Task description: Retyping the records exactly, down to the last line, is the whole job.

Records provided:
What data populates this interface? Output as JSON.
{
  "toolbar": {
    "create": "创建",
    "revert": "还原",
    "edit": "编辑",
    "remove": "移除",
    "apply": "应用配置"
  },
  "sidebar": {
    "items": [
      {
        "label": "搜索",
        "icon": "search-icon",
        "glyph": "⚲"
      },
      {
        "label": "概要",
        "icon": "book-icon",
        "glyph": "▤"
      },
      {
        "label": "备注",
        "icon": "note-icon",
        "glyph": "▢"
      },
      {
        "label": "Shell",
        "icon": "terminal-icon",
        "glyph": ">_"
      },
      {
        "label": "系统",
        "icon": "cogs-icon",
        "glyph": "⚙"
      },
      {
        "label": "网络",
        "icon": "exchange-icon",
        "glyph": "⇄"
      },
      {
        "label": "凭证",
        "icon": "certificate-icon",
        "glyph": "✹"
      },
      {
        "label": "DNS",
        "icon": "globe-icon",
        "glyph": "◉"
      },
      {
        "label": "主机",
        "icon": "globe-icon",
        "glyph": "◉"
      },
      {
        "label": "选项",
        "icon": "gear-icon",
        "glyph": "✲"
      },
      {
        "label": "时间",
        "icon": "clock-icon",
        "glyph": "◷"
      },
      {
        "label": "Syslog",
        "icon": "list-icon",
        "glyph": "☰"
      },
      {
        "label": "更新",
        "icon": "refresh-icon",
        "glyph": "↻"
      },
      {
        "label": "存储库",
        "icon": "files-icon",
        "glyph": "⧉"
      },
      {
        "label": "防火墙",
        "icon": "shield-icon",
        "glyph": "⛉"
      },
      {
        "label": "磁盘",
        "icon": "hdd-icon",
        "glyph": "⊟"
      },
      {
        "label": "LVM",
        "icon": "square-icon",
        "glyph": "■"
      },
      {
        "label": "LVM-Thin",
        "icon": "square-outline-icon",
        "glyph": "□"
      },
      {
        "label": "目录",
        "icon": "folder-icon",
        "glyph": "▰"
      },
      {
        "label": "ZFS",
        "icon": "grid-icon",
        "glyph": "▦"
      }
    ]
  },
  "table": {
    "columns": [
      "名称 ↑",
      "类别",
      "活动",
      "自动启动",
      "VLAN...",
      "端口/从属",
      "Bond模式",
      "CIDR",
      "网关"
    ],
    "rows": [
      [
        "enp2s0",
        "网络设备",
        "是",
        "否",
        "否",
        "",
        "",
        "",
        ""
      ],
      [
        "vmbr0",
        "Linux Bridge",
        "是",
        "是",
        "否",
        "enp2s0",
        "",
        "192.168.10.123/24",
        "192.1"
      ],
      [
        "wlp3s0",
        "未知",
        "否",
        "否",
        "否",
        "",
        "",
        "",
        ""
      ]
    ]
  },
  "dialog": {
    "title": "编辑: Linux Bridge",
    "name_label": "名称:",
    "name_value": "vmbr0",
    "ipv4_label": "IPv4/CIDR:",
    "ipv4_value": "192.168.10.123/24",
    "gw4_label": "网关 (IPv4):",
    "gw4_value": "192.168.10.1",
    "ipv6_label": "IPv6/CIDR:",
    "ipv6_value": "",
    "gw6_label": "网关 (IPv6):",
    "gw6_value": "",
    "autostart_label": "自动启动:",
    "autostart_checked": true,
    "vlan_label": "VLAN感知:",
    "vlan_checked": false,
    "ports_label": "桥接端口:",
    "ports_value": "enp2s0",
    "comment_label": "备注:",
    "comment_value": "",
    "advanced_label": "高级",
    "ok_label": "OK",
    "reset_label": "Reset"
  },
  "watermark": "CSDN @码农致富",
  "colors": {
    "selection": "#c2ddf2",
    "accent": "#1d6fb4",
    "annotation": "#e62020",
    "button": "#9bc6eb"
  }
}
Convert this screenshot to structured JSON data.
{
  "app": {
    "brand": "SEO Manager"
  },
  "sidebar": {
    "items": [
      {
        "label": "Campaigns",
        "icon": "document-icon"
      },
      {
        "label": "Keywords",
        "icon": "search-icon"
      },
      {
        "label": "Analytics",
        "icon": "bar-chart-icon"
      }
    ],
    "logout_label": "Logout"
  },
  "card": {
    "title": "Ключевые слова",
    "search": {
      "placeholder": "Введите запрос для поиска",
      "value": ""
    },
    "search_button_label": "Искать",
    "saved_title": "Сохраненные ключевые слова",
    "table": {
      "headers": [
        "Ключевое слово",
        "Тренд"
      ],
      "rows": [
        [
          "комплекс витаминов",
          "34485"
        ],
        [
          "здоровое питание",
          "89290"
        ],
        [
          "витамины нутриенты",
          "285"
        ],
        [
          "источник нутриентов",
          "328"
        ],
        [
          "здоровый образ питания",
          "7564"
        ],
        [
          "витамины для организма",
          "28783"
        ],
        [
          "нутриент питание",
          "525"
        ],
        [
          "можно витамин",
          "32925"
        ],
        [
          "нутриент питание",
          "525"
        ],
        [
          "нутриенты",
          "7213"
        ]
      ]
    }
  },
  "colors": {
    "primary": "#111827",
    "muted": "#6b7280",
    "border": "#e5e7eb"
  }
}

Your solution:
What data populates this interface? Output as JSON.
{
  "toolbar": {
    "create": "创建",
    "revert": "还原",
    "edit": "编辑",
    "remove": "移除",
    "apply": "应用配置"
  },
  "sidebar": {
    "items": [
      {
        "label": "搜索",
        "icon": "search-icon",
        "glyph": "⚲"
      },
      {
        "label": "概要",
        "icon": "book-icon",
        "glyph": "▤"
      },
      {
        "label": "备注",
        "icon": "note-icon",
        "glyph": "▢"
      },
      {
        "label": "Shell",
        "icon": "terminal-icon",
        "glyph": ">_"
      },
      {
        "label": "系统",
        "icon": "cogs-icon",
        "glyph": "⚙"
      },
      {
        "label": "网络",
        "icon": "exchange-icon",
        "glyph": "⇄"
      },
      {
        "label": "凭证",
        "icon": "certificate-icon",
        "glyph": "✹"
      },
      {
        "label": "DNS",
        "icon": "globe-icon",
        "glyph": "◉"
      },
      {
        "label": "主机",
        "icon": "globe-icon",
        "glyph": "◉"
      },
      {
        "label": "选项",
        "icon": "gear-icon",
        "glyph": "✲"
      },
      {
        "label": "时间",
        "icon": "clock-icon",
        "glyph": "◷"
      },
      {
        "label": "Syslog",
        "icon": "list-icon",
        "glyph": "☰"
      },
      {
        "label": "更新",
        "icon": "refresh-icon",
        "glyph": "↻"
      },
      {
        "label": "存储库",
        "icon": "files-icon",
        "glyph": "⧉"
      },
      {
        "label": "防火墙",
        "icon": "shield-icon",
        "glyph": "⛉"
      },
      {
        "label": "磁盘",
        "icon": "hdd-icon",
        "glyph": "⊟"
      },
      {
        "label": "LVM",
        "icon": "square-icon",
        "glyph": "■"
      },
      {
        "label": "LVM-Thin",
        "icon": "square-outline-icon",
        "glyph": "□"
      },
      {
        "label": "目录",
        "icon": "folder-icon",
        "glyph": "▰"
      },
      {
        "label": "ZFS",
        "icon": "grid-icon",
        "glyph": "▦"
      }
    ]
  },
  "table": {
    "columns": [
      "名称 ↑",
      "类别",
      "活动",
      "自动启动",
      "VLAN...",
      "端口/从属",
      "Bond模式",
      "CIDR",
      "网关"
    ],
    "rows": [
      [
        "enp2s0",
        "网络设备",
        "是",
        "否",
        "否",
        "",
        "",
        "",
        ""
      ],
      [
        "vmbr0",
        "Linux Bridge",
        "是",
        "是",
        "否",
        "enp2s0",
        "",
        "192.168.10.123/24",
        "192.1"
      ],
      [
        "wlp3s0",
        "未知",
        "否",
        "否",
        "否",
        "",
        "",
        "",
        ""
      ]
    ]
  },
  "dialog": {
    "title": "编辑: Linux Bridge",
    "name_label": "名称:",
    "name_value": "vmbr0",
    "ipv4_label": "IPv4/CIDR:",
    "ipv4_value": "192.168.10.123/24",
    "gw4_label": "网关 (IPv4):",
    "gw4_value": "192.168.10.1",
    "ipv6_label": "IPv6/CIDR:",
    "ipv6_value": "",
    "gw6_label": "网关 (IPv6):",
    "gw6_value": "",
    "autostart_label": "自动启动:",
    "autostart_checked": true,
    "vlan_label": "VLAN感知:",
    "vlan_checked": false,
    "ports_label": "桥接端口:",
    "ports_value": "enp2s0",
    "comment_label": "备注:",
    "comment_value": "",
    "advanced_label": "高级",
    "ok_label": "OK",
    "reset_label": "Reset"
  },
  "watermark": "CSDN @码农致富",
  "colors": {
    "selection": "#c2ddf2",
    "accent": "#1d6fb4",
    "annotation": "#e62020",
    "button": "#9bc6eb"
  }
}
Convert this screenshot to structured JSON data.
{
  "app": {
    "brand": "SEO Manager"
  },
  "sidebar": {
    "items": [
      {
        "label": "Campaigns",
        "icon": "document-icon"
      },
      {
        "label": "Keywords",
        "icon": "search-icon"
      },
      {
        "label": "Analytics",
        "icon": "bar-chart-icon"
      }
    ],
    "logout_label": "Logout"
  },
  "card": {
    "title": "Ключевые слова",
    "search": {
      "placeholder": "Введите запрос для поиска",
      "value": ""
    },
    "search_button_label": "Искать",
    "saved_title": "Сохраненные ключевые слова",
    "table": {
      "headers": [
        "Ключевое слово",
        "Тренд"
      ],
      "rows": [
        [
          "комплекс витаминов",
          "34485"
        ],
        [
          "здоровое питание",
          "89290"
        ],
        [
          "витамины нутриенты",
          "285"
        ],
        [
          "источник нутриентов",
          "328"
        ],
        [
          "здоровый образ питания",
          "7564"
        ],
        [
          "витамины для организма",
          "28783"
        ],
        [
          "нутриент питание",
          "525"
        ],
        [
          "можно витамин",
          "32925"
        ],
        [
          "нутриент питание",
          "525"
        ],
        [
          "нутриенты",
          "7213"
        ]
      ]
    }
  },
  "colors": {
    "primary": "#111827",
    "muted": "#6b7280",
    "border": "#e5e7eb"
  }
}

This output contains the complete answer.